Four hours into the red-eye flight from Hawaii, I stared incredulously at the grandiose claim on the seat phone: “Up to 5 more inches of legroom! Welcome to Economy Plus.” I must have been getting the short end of the 0 to 5 more inches. But like any good liberal arts Yalie, I was amused by the oxymoron of “Economy Plus.”

It was just the first leg of my three-flight, 15-hour marathon back to New Haven. Please excuse my cynicism of well-intentioned propaganda, but leaving “80 and sunny” for “20, maybe 10, and possibly rainy, snowy or windy” just didn’t excite my optimism.

Once back at Berkeley College, I noticed that our common room’s wooden floors had been redone. Couldn’t we have used the money for more practical purposes? Like building another woodshop or stuffing more forest animals for the dining hall?

But I did not have much time to reflect on the misallocation of funds because I was already being homesick. Winter break is a chance for exhausted college students to be pampered by their parents and party with friends without the burden of classes or summer jobs. With my brother also home, my thrilled empty-nest parents spoiled us silly. As a result, we both regressed 10 years. When I wouldn’t do what he wanted, my brother would tattle on me to my mother.

Though not as abundant, my mom’s homemade food trumped any creation of the dining halls (OK, except maybe for Yale’s scrumptious Moroccan bean stew). I got all the free food I wanted without the pressure of eating 21 meals a week in inconvenient time slots. My only responsibility was deciding what type of food or restaurant I fancied.

Although throwing clothes accurately into the hamper does take some effort, my mom did my laundry and saved me from lugging three loads down and up five flights of stairs. As much as my parents loved having their two kids home again, I don’t think they would continue their hospitality if I decided to quit school and become a “professional daughter.”

Though I will always be the spoiled, finicky baby of the family, Christmas just wasn’t what it used to be. For the first time in 19 years, I didn’t leave my letter to Santa with stale cookies and a can of guava nectar juice. My high school friends and I didn’t exchange presents on the grounds that our friendships transcended materialism (and because we were too lazy and poor). My parents gave me a boring but much appreciated check in an easy-to-unwrap envelope. I was so eager for presents to unwrap that I opened my parents’ gifts from work, which were an exhilarating smorgasbord of wine and golf balls.

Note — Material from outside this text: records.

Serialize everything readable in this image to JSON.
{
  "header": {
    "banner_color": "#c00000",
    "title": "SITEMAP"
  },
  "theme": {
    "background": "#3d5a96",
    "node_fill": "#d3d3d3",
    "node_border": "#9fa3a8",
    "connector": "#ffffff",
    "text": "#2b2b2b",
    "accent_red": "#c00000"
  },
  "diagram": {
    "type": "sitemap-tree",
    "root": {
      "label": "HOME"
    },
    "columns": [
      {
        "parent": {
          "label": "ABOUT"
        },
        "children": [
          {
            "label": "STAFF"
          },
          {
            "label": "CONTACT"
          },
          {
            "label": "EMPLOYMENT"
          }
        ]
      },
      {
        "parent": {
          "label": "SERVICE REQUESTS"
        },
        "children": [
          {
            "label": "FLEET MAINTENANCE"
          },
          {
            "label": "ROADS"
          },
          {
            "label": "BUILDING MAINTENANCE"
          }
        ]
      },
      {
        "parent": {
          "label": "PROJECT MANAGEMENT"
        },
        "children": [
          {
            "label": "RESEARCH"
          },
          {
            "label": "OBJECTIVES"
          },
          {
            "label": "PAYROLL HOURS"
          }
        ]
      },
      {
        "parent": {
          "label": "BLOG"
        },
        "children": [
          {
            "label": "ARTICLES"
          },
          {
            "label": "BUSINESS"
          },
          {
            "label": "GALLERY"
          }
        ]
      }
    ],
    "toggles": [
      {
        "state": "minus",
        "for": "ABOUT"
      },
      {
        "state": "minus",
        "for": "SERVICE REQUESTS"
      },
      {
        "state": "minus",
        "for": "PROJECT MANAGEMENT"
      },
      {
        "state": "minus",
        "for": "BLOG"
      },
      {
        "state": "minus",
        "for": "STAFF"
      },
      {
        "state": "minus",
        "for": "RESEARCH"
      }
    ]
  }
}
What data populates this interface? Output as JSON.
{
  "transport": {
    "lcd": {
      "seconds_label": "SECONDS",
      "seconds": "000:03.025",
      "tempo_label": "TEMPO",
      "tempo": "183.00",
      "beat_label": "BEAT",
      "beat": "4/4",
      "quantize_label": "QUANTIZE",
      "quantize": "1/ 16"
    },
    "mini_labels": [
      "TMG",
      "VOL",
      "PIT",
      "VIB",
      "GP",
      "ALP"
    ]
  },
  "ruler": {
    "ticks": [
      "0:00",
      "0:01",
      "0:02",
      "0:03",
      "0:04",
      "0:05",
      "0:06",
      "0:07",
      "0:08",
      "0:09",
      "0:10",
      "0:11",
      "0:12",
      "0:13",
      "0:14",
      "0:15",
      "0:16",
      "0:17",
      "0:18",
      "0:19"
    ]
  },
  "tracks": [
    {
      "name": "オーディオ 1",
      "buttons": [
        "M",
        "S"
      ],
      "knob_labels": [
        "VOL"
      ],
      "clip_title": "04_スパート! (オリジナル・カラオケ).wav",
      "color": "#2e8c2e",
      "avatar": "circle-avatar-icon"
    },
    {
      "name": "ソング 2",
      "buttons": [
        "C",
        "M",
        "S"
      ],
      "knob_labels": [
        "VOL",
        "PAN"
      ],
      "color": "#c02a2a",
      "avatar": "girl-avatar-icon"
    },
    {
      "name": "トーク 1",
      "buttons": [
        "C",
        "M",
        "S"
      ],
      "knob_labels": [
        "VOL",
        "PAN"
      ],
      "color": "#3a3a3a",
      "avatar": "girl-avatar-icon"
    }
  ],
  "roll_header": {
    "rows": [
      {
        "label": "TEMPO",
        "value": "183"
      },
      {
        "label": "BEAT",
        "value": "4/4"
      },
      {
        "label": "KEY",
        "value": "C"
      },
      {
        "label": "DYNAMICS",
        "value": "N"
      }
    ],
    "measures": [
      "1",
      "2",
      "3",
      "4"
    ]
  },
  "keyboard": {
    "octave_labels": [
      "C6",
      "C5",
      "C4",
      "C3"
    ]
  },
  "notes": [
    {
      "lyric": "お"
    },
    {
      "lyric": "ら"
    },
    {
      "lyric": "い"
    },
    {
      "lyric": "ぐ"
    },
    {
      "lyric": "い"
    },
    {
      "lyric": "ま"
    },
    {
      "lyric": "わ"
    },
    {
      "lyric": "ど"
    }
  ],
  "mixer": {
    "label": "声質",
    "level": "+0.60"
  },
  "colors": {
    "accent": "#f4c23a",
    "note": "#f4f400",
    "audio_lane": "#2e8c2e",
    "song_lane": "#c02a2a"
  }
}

New Year’s Eve was much better. Some friends and I got a hotel room in Waikiki, partied, and watched the fireworks on the beach. Waikiki is one of the most interesting places to be: a weird mixture of locals, mainland and Japanese tourists, and members of the military — all drunk and loving the beauty of Hawaii in their own ways. The tourists snap pictures, military men down beers, and locals sneer at both of them.

Inspired by cheesy tourism advertisements, I rediscovered paradise. You have to go away to some place like New Haven (which has its own “unique” beauty) to really appreciate your home. Like any mass generalization, life in Hawaii is not identical to its stereotype. I’m sure Midwesterners don’t go tipping cows all day while tornados ravage their cornfields.

Likewise, not everyone in Hawaii surfs and dances hula. The only time I went to the beach this break was to watch the upward of 20-foot waves on the North Shore. Although we were required to take a quarter of hula in intermediate school, I avoid dancing now lest I offend anyone.

But I don’t disagree that Hawaii simply has the greatest people, food and weather, not to mention colors. Colors like the green brush that covers the wind-eroded cliffs, the turbulent blue waves, the brilliant red hibiscus flowers, and my pink seared mainland skin. I tried hard to tan and even withstood three hours lying outside at noon during peak skin cancer time. Unfortunately, under winter coats, my efforts will lie wasted for the two weeks before it fades to my usual New Haven white.

Winter vacation is a break from reality: no homework and no responsibilities. Now that I’m suffering in the cold again, my only consolation is that spring break’s only two months away.

Nicole Lim is a sophomore in Berkeley College. Her columns regularly appear on alternate Fridays.